Exercise: Print all the entries verbatim.

=== Section Start ===

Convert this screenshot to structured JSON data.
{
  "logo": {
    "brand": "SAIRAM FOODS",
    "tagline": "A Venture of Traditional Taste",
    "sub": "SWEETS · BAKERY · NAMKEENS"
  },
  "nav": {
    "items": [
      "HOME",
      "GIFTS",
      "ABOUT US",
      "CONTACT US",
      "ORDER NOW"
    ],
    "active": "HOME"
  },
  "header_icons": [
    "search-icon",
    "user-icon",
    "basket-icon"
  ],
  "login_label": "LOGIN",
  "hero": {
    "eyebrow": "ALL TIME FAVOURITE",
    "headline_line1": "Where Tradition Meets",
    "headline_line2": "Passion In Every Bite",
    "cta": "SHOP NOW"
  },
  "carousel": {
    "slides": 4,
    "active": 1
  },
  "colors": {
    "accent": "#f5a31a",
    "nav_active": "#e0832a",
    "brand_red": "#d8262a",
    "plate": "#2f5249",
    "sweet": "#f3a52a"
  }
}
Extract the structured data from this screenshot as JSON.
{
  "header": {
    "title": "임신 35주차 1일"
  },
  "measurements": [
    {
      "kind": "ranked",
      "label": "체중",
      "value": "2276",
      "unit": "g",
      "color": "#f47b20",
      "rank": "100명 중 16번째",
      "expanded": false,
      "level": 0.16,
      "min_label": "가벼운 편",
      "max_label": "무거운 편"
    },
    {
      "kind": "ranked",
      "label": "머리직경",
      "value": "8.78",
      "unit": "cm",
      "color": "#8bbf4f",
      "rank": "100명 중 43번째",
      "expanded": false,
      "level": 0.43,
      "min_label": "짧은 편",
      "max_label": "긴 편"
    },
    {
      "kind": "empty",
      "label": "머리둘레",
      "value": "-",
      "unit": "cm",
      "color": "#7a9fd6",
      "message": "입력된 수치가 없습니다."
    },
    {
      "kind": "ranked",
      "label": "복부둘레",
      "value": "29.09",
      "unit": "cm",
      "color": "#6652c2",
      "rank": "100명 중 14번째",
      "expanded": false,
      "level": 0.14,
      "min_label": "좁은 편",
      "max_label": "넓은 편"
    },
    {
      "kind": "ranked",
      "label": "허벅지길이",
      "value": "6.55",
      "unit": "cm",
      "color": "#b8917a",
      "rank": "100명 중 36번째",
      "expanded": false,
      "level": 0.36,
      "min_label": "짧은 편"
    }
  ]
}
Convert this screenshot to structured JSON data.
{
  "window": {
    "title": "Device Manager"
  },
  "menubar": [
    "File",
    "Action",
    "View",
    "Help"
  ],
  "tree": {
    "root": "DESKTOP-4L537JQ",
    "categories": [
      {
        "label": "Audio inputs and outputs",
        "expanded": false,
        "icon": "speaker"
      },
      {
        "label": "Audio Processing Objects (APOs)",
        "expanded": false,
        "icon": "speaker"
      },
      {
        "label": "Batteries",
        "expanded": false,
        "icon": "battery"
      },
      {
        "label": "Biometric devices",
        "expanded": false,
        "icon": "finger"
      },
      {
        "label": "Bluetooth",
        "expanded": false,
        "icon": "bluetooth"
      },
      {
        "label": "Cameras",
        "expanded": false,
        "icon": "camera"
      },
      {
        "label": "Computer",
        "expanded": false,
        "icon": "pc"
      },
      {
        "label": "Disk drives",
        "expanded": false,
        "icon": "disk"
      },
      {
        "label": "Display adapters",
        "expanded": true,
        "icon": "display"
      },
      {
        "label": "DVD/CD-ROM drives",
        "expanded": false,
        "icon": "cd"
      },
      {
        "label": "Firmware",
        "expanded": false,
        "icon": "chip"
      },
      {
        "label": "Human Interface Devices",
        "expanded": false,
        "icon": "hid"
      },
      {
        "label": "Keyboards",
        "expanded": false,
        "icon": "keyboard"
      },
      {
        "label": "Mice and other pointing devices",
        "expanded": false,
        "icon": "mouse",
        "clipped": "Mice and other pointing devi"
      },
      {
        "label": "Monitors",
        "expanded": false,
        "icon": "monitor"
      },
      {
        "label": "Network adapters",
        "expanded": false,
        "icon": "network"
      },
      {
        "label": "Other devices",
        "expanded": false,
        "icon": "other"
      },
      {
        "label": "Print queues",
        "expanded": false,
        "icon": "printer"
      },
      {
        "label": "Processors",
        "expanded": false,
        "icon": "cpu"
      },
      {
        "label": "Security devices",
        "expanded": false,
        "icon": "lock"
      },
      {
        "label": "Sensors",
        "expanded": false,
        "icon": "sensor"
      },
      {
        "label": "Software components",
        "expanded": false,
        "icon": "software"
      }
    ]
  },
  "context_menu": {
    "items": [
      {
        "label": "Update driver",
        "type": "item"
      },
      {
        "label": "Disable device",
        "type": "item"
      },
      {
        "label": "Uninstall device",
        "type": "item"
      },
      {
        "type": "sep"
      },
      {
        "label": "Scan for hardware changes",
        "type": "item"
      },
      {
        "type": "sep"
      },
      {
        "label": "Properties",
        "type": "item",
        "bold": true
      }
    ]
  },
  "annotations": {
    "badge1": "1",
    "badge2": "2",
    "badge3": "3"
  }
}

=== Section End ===

Completed exercise:
Convert this screenshot to structured JSON data.
{
  "logo": {
    "brand": "SAIRAM FOODS",
    "tagline": "A Venture of Traditional Taste",
    "sub": "SWEETS · BAKERY · NAMKEENS"
  },
  "nav": {
    "items": [
      "HOME",
      "GIFTS",
      "ABOUT US",
      "CONTACT US",
      "ORDER NOW"
    ],
    "active": "HOME"
  },
  "header_icons": [
    "search-icon",
    "user-icon",
    "basket-icon"
  ],
  "login_label": "LOGIN",
  "hero": {
    "eyebrow": "ALL TIME FAVOURITE",
    "headline_line1": "Where Tradition Meets",
    "headline_line2": "Passion In Every Bite",
    "cta": "SHOP NOW"
  },
  "carousel": {
    "slides": 4,
    "active": 1
  },
  "colors": {
    "accent": "#f5a31a",
    "nav_active": "#e0832a",
    "brand_red": "#d8262a",
    "plate": "#2f5249",
    "sweet": "#f3a52a"
  }
}
Extract the structured data from this screenshot as JSON.
{
  "header": {
    "title": "임신 35주차 1일"
  },
  "measurements": [
    {
      "kind": "ranked",
      "label": "체중",
      "value": "2276",
      "unit": "g",
      "color": "#f47b20",
      "rank": "100명 중 16번째",
      "expanded": false,
      "level": 0.16,
      "min_label": "가벼운 편",
      "max_label": "무거운 편"
    },
    {
      "kind": "ranked",
      "label": "머리직경",
      "value": "8.78",
      "unit": "cm",
      "color": "#8bbf4f",
      "rank": "100명 중 43번째",
      "expanded": false,
      "level": 0.43,
      "min_label": "짧은 편",
      "max_label": "긴 편"
    },
    {
      "kind": "empty",
      "label": "머리둘레",
      "value": "-",
      "unit": "cm",
      "color": "#7a9fd6",
      "message": "입력된 수치가 없습니다."
    },
    {
      "kind": "ranked",
      "label": "복부둘레",
      "value": "29.09",
      "unit": "cm",
      "color": "#6652c2",
      "rank": "100명 중 14번째",
      "expanded": false,
      "level": 0.14,
      "min_label": "좁은 편",
      "max_label": "넓은 편"
    },
    {
      "kind": "ranked",
      "label": "허벅지길이",
      "value": "6.55",
      "unit": "cm",
      "color": "#b8917a",
      "rank": "100명 중 36번째",
      "expanded": false,
      "level": 0.36,
      "min_label": "짧은 편"
    }
  ]
}
Convert this screenshot to structured JSON data.
{
  "window": {
    "title": "Device Manager"
  },
  "menubar": [
    "File",
    "Action",
    "View",
    "Help"
  ],
  "tree": {
    "root": "DESKTOP-4L537JQ",
    "categories": [
      {
        "label": "Audio inputs and outputs",
        "expanded": false,
        "icon": "speaker"
      },
      {
        "label": "Audio Processing Objects (APOs)",
        "expanded": false,
        "icon": "speaker"
      },
      {
        "label": "Batteries",
        "expanded": false,
        "icon": "battery"
      },
      {
        "label": "Biometric devices",
        "expanded": false,
        "icon": "finger"
      },
      {
        "label": "Bluetooth",
        "expanded": false,
        "icon": "bluetooth"
      },
      {
        "label": "Cameras",
        "expanded": false,
        "icon": "camera"
      },
      {
        "label": "Computer",
        "expanded": false,
        "icon": "pc"
      },
      {
        "label": "Disk drives",
        "expanded": false,
        "icon": "disk"
      },
      {
        "label": "Display adapters",
        "expanded": true,
        "icon": "display"
      },
      {
        "label": "DVD/CD-ROM drives",
        "expanded": false,
        "icon": "cd"
      },
      {
        "label": "Firmware",
        "expanded": false,
        "icon": "chip"
      },
      {
        "label": "Human Interface Devices",
        "expanded": false,
        "icon": "hid"
      },
      {
        "label": "Keyboards",
        "expanded": false,
        "icon": "keyboard"
      },
      {
        "label": "Mice and other pointing devices",
        "expanded": false,
        "icon": "mouse",
        "clipped": "Mice and other pointing devi"
      },
      {
        "label": "Monitors",
        "expanded": false,
        "icon": "monitor"
      },
      {
        "label": "Network adapters",
        "expanded": false,
        "icon": "network"
      },
      {
        "label": "Other devices",
        "expanded": false,
        "icon": "other"
      },
      {
        "label": "Print queues",
        "expanded": false,
        "icon": "printer"
      },
      {
        "label": "Processors",
        "expanded": false,
        "icon": "cpu"
      },
      {
        "label": "Security devices",
        "expanded": false,
        "icon": "lock"
      },
      {
        "label": "Sensors",
        "expanded": false,
        "icon": "sensor"
      },
      {
        "label": "Software components",
        "expanded": false,
        "icon": "software"
      }
    ]
  },
  "context_menu": {
    "items": [
      {
        "label": "Update driver",
        "type": "item"
      },
      {
        "label": "Disable device",
        "type": "item"
      },
      {
        "label": "Uninstall device",
        "type": "item"
      },
      {
        "type": "sep"
      },
      {
        "label": "Scan for hardware changes",
        "type": "item"
      },
      {
        "type": "sep"
      },
      {
        "label": "Properties",
        "type": "item",
        "bold": true
      }
    ]
  },
  "annotations": {
    "badge1": "1",
    "badge2": "2",
    "badge3": "3"
  }
}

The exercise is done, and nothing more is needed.